(LISTED RECORDS)

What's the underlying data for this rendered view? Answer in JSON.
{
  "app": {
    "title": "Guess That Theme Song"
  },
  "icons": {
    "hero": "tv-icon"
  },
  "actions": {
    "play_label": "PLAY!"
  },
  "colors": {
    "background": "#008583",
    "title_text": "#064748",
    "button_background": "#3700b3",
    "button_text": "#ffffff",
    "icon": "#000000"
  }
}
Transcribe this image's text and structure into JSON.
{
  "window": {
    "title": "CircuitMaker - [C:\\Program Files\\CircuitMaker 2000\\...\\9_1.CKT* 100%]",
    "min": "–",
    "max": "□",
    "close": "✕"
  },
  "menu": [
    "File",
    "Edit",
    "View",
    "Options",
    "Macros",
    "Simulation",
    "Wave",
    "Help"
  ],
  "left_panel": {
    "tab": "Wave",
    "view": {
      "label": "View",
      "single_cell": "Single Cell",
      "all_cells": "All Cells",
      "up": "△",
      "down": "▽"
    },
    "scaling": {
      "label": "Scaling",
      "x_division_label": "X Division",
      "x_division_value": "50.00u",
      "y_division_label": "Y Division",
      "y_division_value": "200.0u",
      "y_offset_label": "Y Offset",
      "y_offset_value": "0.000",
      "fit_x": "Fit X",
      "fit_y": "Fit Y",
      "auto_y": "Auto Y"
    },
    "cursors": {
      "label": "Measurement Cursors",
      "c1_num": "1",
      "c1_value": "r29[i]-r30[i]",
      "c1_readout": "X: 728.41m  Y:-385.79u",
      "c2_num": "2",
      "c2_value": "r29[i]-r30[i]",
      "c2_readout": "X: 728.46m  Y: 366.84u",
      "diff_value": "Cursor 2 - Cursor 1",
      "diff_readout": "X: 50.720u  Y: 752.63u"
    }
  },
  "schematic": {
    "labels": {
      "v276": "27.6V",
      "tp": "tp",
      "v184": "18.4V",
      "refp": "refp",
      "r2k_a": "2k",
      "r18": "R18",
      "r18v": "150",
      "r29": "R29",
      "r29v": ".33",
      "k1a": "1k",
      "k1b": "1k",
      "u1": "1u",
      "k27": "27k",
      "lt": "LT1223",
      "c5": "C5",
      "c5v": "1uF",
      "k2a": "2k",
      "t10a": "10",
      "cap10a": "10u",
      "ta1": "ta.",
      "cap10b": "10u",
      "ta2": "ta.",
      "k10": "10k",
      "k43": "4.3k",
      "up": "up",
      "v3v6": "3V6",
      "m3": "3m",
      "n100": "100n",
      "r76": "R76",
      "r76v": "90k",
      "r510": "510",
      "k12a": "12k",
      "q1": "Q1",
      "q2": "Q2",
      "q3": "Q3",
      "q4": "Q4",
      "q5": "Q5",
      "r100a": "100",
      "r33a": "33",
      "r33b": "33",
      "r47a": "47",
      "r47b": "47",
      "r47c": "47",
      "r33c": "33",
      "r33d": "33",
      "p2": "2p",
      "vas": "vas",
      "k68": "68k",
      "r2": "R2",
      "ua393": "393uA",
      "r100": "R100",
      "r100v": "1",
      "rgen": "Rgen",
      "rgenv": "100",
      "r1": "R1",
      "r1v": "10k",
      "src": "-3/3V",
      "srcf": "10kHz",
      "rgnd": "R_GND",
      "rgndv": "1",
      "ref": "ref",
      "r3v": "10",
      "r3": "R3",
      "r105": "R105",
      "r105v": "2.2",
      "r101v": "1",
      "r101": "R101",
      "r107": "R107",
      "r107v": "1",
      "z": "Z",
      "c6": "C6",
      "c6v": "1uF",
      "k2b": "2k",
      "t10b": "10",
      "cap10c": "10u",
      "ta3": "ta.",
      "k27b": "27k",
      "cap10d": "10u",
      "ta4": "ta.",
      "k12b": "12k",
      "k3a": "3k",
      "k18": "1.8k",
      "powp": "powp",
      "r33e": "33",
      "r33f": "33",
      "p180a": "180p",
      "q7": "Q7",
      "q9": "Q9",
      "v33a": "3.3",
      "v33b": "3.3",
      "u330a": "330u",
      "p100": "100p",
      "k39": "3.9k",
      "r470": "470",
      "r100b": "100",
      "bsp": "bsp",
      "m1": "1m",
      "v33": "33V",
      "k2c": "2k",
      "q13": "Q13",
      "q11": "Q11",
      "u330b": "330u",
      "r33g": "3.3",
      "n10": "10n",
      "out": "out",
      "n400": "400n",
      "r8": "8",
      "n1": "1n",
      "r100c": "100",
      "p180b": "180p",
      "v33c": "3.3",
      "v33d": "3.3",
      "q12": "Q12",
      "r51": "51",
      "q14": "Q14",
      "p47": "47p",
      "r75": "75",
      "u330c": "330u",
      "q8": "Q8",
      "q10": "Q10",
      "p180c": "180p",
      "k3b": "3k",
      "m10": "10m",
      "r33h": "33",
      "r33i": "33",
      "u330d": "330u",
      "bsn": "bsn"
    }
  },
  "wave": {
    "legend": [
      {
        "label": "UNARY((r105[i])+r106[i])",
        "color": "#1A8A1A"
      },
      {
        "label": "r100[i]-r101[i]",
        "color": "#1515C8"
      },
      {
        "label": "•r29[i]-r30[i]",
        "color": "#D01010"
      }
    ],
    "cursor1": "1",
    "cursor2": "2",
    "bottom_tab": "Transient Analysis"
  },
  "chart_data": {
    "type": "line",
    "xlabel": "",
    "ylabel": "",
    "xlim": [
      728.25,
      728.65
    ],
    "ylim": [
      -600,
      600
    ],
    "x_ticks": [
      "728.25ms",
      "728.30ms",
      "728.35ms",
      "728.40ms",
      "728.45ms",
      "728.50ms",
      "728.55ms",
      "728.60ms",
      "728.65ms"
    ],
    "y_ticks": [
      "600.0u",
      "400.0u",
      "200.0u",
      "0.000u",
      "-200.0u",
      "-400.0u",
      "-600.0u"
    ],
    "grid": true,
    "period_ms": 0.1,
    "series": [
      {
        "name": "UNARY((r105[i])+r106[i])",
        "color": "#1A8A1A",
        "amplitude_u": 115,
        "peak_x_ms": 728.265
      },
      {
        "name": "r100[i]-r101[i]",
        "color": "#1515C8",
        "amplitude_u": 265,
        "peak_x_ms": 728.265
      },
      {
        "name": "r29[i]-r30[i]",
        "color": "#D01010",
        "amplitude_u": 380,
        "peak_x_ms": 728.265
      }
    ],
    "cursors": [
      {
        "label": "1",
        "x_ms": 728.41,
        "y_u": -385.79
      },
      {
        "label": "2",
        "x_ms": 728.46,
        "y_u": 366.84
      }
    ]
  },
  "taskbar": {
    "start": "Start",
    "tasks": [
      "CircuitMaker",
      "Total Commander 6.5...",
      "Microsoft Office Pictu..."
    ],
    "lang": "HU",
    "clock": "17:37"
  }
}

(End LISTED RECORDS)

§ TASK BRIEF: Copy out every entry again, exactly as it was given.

§ ANSWER TO THIS EXERCISE:
What's the underlying data for this rendered view? Answer in JSON.
{
  "app": {
    "title": "Guess That Theme Song"
  },
  "icons": {
    "hero": "tv-icon"
  },
  "actions": {
    "play_label": "PLAY!"
  },
  "colors": {
    "background": "#008583",
    "title_text": "#064748",
    "button_background": "#3700b3",
    "button_text": "#ffffff",
    "icon": "#000000"
  }
}
Transcribe this image's text and structure into JSON.
{
  "window": {
    "title": "CircuitMaker - [C:\\Program Files\\CircuitMaker 2000\\...\\9_1.CKT* 100%]",
    "min": "–",
    "max": "□",
    "close": "✕"
  },
  "menu": [
    "File",
    "Edit",
    "View",
    "Options",
    "Macros",
    "Simulation",
    "Wave",
    "Help"
  ],
  "left_panel": {
    "tab": "Wave",
    "view": {
      "label": "View",
      "single_cell": "Single Cell",
      "all_cells": "All Cells",
      "up": "△",
      "down": "▽"
    },
    "scaling": {
      "label": "Scaling",
      "x_division_label": "X Division",
      "x_division_value": "50.00u",
      "y_division_label": "Y Division",
      "y_division_value": "200.0u",
      "y_offset_label": "Y Offset",
      "y_offset_value": "0.000",
      "fit_x": "Fit X",
      "fit_y": "Fit Y",
      "auto_y": "Auto Y"
    },
    "cursors": {
      "label": "Measurement Cursors",
      "c1_num": "1",
      "c1_value": "r29[i]-r30[i]",
      "c1_readout": "X: 728.41m  Y:-385.79u",
      "c2_num": "2",
      "c2_value": "r29[i]-r30[i]",
      "c2_readout": "X: 728.46m  Y: 366.84u",
      "diff_value": "Cursor 2 - Cursor 1",
      "diff_readout": "X: 50.720u  Y: 752.63u"
    }
  },
  "schematic": {
    "labels": {
      "v276": "27.6V",
      "tp": "tp",
      "v184": "18.4V",
      "refp": "refp",
      "r2k_a": "2k",
      "r18": "R18",
      "r18v": "150",
      "r29": "R29",
      "r29v": ".33",
      "k1a": "1k",
      "k1b": "1k",
      "u1": "1u",
      "k27": "27k",
      "lt": "LT1223",
      "c5": "C5",
      "c5v": "1uF",
      "k2a": "2k",
      "t10a": "10",
      "cap10a": "10u",
      "ta1": "ta.",
      "cap10b": "10u",
      "ta2": "ta.",
      "k10": "10k",
      "k43": "4.3k",
      "up": "up",
      "v3v6": "3V6",
      "m3": "3m",
      "n100": "100n",
      "r76": "R76",
      "r76v": "90k",
      "r510": "510",
      "k12a": "12k",
      "q1": "Q1",
      "q2": "Q2",
      "q3": "Q3",
      "q4": "Q4",
      "q5": "Q5",
      "r100a": "100",
      "r33a": "33",
      "r33b": "33",
      "r47a": "47",
      "r47b": "47",
      "r47c": "47",
      "r33c": "33",
      "r33d": "33",
      "p2": "2p",
      "vas": "vas",
      "k68": "68k",
      "r2": "R2",
      "ua393": "393uA",
      "r100": "R100",
      "r100v": "1",
      "rgen": "Rgen",
      "rgenv": "100",
      "r1": "R1",
      "r1v": "10k",
      "src": "-3/3V",
      "srcf": "10kHz",
      "rgnd": "R_GND",
      "rgndv": "1",
      "ref": "ref",
      "r3v": "10",
      "r3": "R3",
      "r105": "R105",
      "r105v": "2.2",
      "r101v": "1",
      "r101": "R101",
      "r107": "R107",
      "r107v": "1",
      "z": "Z",
      "c6": "C6",
      "c6v": "1uF",
      "k2b": "2k",
      "t10b": "10",
      "cap10c": "10u",
      "ta3": "ta.",
      "k27b": "27k",
      "cap10d": "10u",
      "ta4": "ta.",
      "k12b": "12k",
      "k3a": "3k",
      "k18": "1.8k",
      "powp": "powp",
      "r33e": "33",
      "r33f": "33",
      "p180a": "180p",
      "q7": "Q7",
      "q9": "Q9",
      "v33a": "3.3",
      "v33b": "3.3",
      "u330a": "330u",
      "p100": "100p",
      "k39": "3.9k",
      "r470": "470",
      "r100b": "100",
      "bsp": "bsp",
      "m1": "1m",
      "v33": "33V",
      "k2c": "2k",
      "q13": "Q13",
      "q11": "Q11",
      "u330b": "330u",
      "r33g": "3.3",
      "n10": "10n",
      "out": "out",
      "n400": "400n",
      "r8": "8",
      "n1": "1n",
      "r100c": "100",
      "p180b": "180p",
      "v33c": "3.3",
      "v33d": "3.3",
      "q12": "Q12",
      "r51": "51",
      "q14": "Q14",
      "p47": "47p",
      "r75": "75",
      "u330c": "330u",
      "q8": "Q8",
      "q10": "Q10",
      "p180c": "180p",
      "k3b": "3k",
      "m10": "10m",
      "r33h": "33",
      "r33i": "33",
      "u330d": "330u",
      "bsn": "bsn"
    }
  },
  "wave": {
    "legend": [
      {
        "label": "UNARY((r105[i])+r106[i])",
        "color": "#1A8A1A"
      },
      {
        "label": "r100[i]-r101[i]",
        "color": "#1515C8"
      },
      {
        "label": "•r29[i]-r30[i]",
        "color": "#D01010"
      }
    ],
    "cursor1": "1",
    "cursor2": "2",
    "bottom_tab": "Transient Analysis"
  },
  "chart_data": {
    "type": "line",
    "xlabel": "",
    "ylabel": "",
    "xlim": [
      728.25,
      728.65
    ],
    "ylim": [
      -600,
      600
    ],
    "x_ticks": [
      "728.25ms",
      "728.30ms",
      "728.35ms",
      "728.40ms",
      "728.45ms",
      "728.50ms",
      "728.55ms",
      "728.60ms",
      "728.65ms"
    ],
    "y_ticks": [
      "600.0u",
      "400.0u",
      "200.0u",
      "0.000u",
      "-200.0u",
      "-400.0u",
      "-600.0u"
    ],
    "grid": true,
    "period_ms": 0.1,
    "series": [
      {
        "name": "UNARY((r105[i])+r106[i])",
        "color": "#1A8A1A",
        "amplitude_u": 115,
        "peak_x_ms": 728.265
      },
      {
        "name": "r100[i]-r101[i]",
        "color": "#1515C8",
        "amplitude_u": 265,
        "peak_x_ms": 728.265
      },
      {
        "name": "r29[i]-r30[i]",
        "color": "#D01010",
        "amplitude_u": 380,
        "peak_x_ms": 728.265
      }
    ],
    "cursors": [
      {
        "label": "1",
        "x_ms": 728.41,
        "y_u": -385.79
      },
      {
        "label": "2",
        "x_ms": 728.46,
        "y_u": 366.84
      }
    ]
  },
  "taskbar": {
    "start": "Start",
    "tasks": [
      "CircuitMaker",
      "Total Commander 6.5...",
      "Microsoft Office Pictu..."
    ],
    "lang": "HU",
    "clock": "17:37"
  }
}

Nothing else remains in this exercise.